Task item:
State the number of lines in the listing that contain "kaki". No further words are expected.

☆ ☆ ☆ ☆ ☆ ☆ ☆

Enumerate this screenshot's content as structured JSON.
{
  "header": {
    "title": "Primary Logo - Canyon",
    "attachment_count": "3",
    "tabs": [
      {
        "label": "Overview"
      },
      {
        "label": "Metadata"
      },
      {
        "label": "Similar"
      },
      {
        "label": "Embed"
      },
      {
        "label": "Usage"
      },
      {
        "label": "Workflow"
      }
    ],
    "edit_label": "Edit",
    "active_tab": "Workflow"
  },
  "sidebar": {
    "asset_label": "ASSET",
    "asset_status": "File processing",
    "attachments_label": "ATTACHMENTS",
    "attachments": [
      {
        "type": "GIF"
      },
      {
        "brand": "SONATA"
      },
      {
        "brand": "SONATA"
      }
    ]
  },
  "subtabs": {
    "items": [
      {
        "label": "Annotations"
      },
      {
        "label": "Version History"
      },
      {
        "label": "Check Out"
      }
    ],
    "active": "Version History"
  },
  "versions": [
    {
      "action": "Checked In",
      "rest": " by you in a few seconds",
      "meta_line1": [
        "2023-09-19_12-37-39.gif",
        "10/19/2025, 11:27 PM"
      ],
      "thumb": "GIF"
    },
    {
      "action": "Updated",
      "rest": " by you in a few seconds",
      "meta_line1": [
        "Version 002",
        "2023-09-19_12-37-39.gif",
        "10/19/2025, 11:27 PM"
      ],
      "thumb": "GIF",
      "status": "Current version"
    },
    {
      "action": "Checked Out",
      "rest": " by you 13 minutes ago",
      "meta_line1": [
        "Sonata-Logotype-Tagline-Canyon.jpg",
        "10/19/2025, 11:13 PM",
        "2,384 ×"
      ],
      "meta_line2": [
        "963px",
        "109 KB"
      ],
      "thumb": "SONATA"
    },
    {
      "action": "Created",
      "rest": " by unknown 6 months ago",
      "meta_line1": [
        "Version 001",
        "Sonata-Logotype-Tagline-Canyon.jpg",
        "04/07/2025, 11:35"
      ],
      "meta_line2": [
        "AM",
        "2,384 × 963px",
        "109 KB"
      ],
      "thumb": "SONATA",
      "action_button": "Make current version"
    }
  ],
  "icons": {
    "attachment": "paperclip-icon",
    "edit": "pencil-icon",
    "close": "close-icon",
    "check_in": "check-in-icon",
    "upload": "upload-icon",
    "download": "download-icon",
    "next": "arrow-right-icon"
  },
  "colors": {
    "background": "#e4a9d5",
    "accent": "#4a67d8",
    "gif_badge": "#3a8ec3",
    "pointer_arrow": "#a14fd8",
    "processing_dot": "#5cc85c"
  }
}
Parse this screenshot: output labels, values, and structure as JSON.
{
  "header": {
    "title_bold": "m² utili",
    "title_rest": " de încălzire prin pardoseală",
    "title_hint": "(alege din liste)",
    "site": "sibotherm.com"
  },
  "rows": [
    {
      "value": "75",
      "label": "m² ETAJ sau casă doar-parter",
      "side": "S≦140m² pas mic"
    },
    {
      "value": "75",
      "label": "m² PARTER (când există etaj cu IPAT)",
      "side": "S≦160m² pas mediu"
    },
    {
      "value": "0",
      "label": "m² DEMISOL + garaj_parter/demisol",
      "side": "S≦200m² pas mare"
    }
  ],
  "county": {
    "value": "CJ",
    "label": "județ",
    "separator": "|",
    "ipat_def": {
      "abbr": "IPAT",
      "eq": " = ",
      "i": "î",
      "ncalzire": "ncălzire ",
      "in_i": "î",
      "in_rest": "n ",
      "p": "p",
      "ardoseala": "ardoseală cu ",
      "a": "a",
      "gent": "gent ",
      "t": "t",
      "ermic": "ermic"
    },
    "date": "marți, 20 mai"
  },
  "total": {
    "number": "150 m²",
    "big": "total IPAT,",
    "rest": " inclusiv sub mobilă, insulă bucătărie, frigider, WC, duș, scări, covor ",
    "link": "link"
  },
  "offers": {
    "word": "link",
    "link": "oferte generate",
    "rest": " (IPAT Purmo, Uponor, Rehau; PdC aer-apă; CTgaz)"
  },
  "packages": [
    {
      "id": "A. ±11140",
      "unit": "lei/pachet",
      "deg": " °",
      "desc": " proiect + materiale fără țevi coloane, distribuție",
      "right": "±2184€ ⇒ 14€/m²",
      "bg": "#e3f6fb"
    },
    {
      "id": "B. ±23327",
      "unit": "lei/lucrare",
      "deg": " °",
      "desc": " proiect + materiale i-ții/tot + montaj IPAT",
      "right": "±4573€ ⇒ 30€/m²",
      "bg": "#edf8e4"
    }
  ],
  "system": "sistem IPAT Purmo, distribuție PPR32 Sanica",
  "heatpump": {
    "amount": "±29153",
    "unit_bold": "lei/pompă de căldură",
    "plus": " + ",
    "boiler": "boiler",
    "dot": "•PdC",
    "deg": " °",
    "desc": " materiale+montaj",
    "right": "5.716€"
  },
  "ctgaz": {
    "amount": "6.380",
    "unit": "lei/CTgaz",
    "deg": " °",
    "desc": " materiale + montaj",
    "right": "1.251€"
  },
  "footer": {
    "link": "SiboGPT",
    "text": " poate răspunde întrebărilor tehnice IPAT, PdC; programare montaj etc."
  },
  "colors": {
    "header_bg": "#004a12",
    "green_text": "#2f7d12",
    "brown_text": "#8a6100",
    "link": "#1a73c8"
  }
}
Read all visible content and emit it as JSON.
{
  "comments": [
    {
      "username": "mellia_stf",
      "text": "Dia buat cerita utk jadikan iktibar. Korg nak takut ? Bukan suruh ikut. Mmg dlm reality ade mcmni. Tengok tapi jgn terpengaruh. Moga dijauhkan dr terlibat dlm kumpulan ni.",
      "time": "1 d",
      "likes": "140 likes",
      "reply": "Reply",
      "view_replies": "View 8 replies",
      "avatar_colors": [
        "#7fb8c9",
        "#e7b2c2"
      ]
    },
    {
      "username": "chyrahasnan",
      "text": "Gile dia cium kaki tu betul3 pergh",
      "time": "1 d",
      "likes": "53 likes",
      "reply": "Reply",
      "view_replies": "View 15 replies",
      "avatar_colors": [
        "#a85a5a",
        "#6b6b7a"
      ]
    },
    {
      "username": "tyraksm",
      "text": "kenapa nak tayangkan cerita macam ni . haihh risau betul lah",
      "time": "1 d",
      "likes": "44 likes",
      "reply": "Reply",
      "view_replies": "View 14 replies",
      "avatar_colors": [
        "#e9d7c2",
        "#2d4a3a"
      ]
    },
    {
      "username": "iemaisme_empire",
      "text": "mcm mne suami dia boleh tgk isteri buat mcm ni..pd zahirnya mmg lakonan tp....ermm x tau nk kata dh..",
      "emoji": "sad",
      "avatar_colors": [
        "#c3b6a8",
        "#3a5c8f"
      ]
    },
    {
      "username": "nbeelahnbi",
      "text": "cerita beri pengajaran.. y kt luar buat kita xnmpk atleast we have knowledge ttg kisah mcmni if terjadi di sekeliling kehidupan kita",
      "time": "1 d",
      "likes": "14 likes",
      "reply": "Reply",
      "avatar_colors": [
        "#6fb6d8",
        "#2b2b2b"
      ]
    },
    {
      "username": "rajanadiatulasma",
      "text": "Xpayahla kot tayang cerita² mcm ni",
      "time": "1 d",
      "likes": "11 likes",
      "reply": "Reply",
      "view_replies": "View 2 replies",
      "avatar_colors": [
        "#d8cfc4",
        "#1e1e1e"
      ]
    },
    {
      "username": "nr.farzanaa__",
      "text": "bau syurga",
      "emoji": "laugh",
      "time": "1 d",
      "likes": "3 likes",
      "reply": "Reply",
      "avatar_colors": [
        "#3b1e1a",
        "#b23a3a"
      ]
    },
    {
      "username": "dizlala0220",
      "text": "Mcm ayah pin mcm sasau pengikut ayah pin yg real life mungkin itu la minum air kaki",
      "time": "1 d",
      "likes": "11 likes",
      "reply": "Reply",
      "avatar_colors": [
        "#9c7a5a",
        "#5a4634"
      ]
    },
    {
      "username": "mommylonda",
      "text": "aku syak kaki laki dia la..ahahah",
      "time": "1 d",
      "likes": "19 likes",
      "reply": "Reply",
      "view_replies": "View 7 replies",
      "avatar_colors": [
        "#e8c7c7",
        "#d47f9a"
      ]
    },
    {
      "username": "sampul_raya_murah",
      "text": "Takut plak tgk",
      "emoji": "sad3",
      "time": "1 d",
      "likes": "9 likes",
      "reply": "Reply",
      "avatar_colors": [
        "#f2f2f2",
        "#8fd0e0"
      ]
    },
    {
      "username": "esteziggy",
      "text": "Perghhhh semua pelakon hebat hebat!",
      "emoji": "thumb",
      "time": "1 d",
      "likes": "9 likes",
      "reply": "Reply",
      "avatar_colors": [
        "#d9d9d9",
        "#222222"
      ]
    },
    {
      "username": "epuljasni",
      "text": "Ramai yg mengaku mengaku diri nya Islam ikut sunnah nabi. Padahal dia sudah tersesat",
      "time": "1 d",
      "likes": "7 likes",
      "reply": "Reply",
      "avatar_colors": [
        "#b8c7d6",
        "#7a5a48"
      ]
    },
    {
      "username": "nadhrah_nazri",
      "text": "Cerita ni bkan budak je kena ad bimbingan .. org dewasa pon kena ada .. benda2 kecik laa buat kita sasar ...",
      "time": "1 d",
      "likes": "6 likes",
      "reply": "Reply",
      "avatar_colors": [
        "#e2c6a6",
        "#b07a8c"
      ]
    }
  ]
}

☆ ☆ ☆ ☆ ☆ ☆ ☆

Written response:
3